Having said that, calling it "fixing" headphones goes a bit far.  The headphone's natural signature can be adjusted, but it's at the margin.  I.E.  If you are already a fan of the 'phone but want it to be a little bit "better" / "different", eq'ing can help you do that.  So, you want to the Grado's a bit, a slight drop around 2 khz may be just what you need.  

 

You can turn a really good headphone, into a great headphone.

 

In the end, it's a matter of degrees and I definitely would not expect agreement from the head-fi community on this type of a thread.

 

Best of luck in your quest.

post #12 of 21
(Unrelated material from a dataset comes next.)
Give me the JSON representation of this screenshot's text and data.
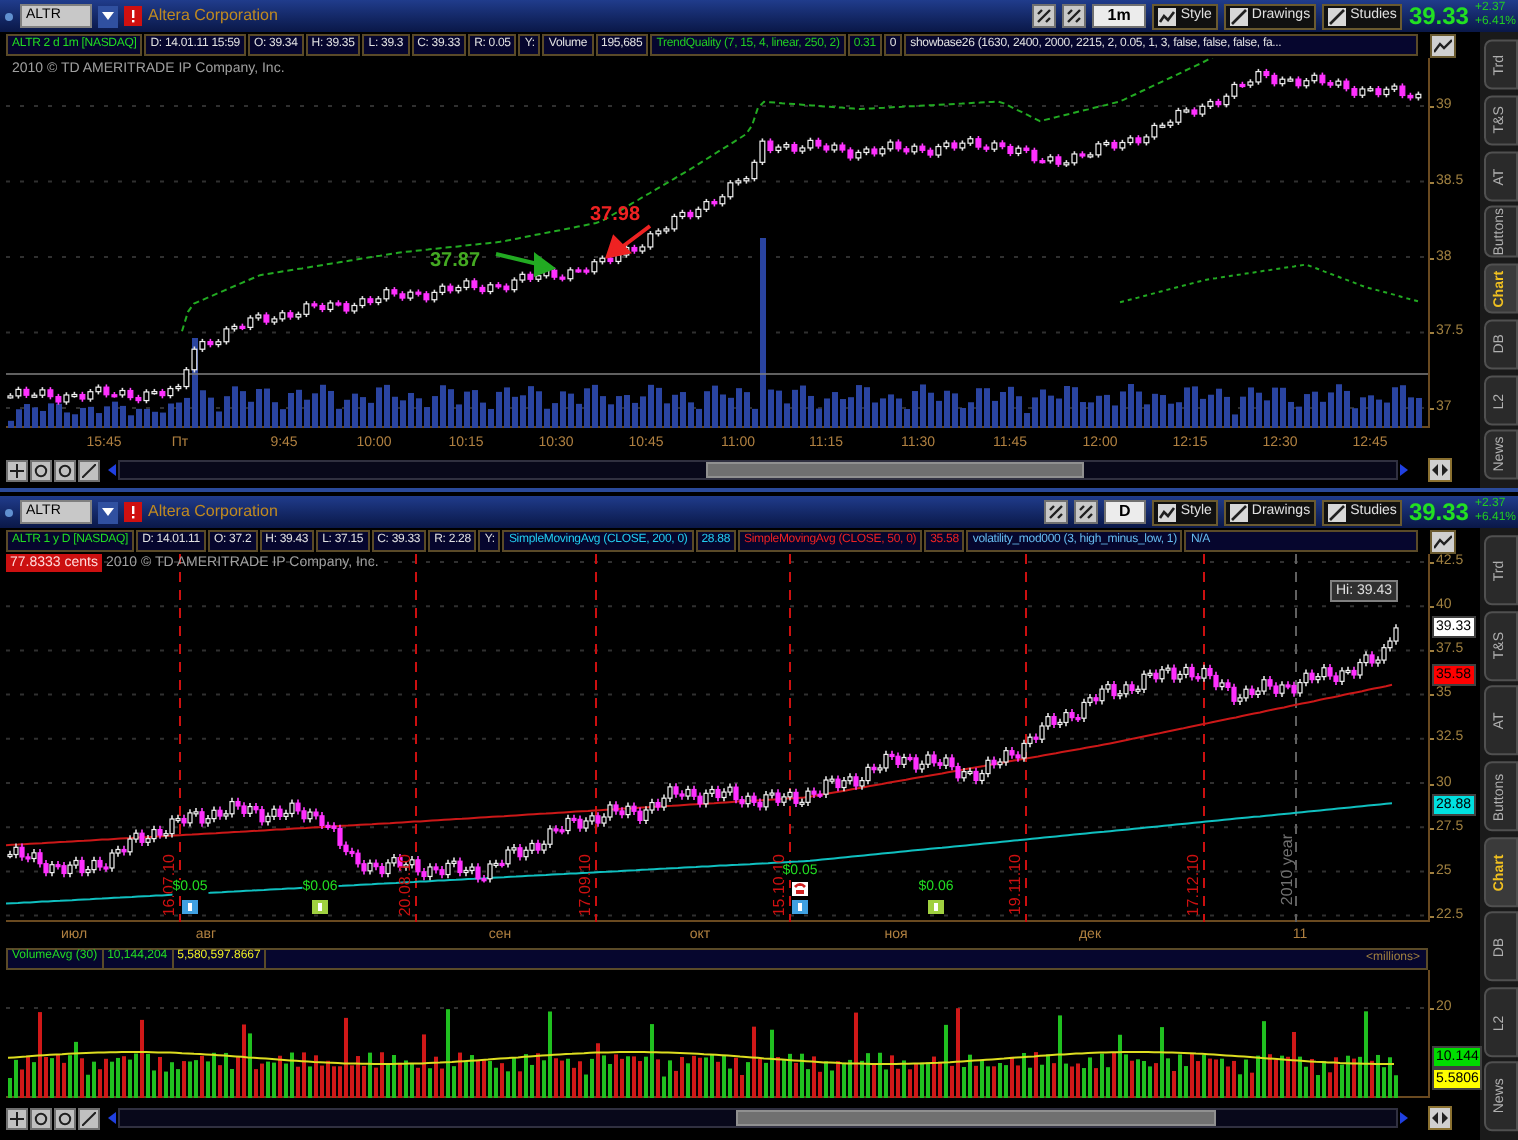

I would think that headphones with reasonable frequency responses (no extreme colorations) would be the best to EQ.

 

There is a noticeable lack of discussion regarding EQing among audiophiles. I think this might be because it doesn't (necessarily) involve spending money.
 

post #13 of 21
Thread Starter 
Quote:
Originally Posted by Eisenhower View Post

I would think that headphones with reasonable frequency responses (no extreme colorations) would be the best to EQ.

 

There is a noticeable lack of discussion regarding EQing among audiophiles. I think this might be because it doesn't (necessarily) involve spending money.
 

ROFL! darthsmile.gif

post #14 of 21
Quote:
Originally Posted by RayleighSilvers View Post

ROFL! darthsmile.gif

 

+1

post #15 of 21
Thread Starter 

I really thought this thread would get more interest. I'm not really keen on the idea of EQing myself. When I've spent money on something I want it to work without having to do anything. I also believe it's kinda like "cheating" Although this can also be seen as ridiculous since it's not a competition. It's just that knowing that I've altered the headphones in some way kinda kills what it is, and the fake sound I'm listening to is always in the back of my head. 

 

It's like cars. I absolutely hate modding cars. I believe I should buy them how the manufacturer intended for them to be. When I see heavily modded cars on the road (generally done by kids) I can't stand them. But if a manufacter came out with the same design I wouldn't mind it, would probably even like it. I'm a purist in that sense. As I said in my OP though, it would be silly to disregard a headphone which I mostly like and spend a lot more money buying a different just because it has 1 killer problem (e.g recessed mids) that could be "fixed" with a little adjusting.

New Posts  All Forums:Forum Nav:
  Return Home
  Back to Forum: Headphones (full-size)
Head-Fi.org › Forums › Equipment Forums › Headphones (full-size) › Headphones that can be "fixed" with Equalizers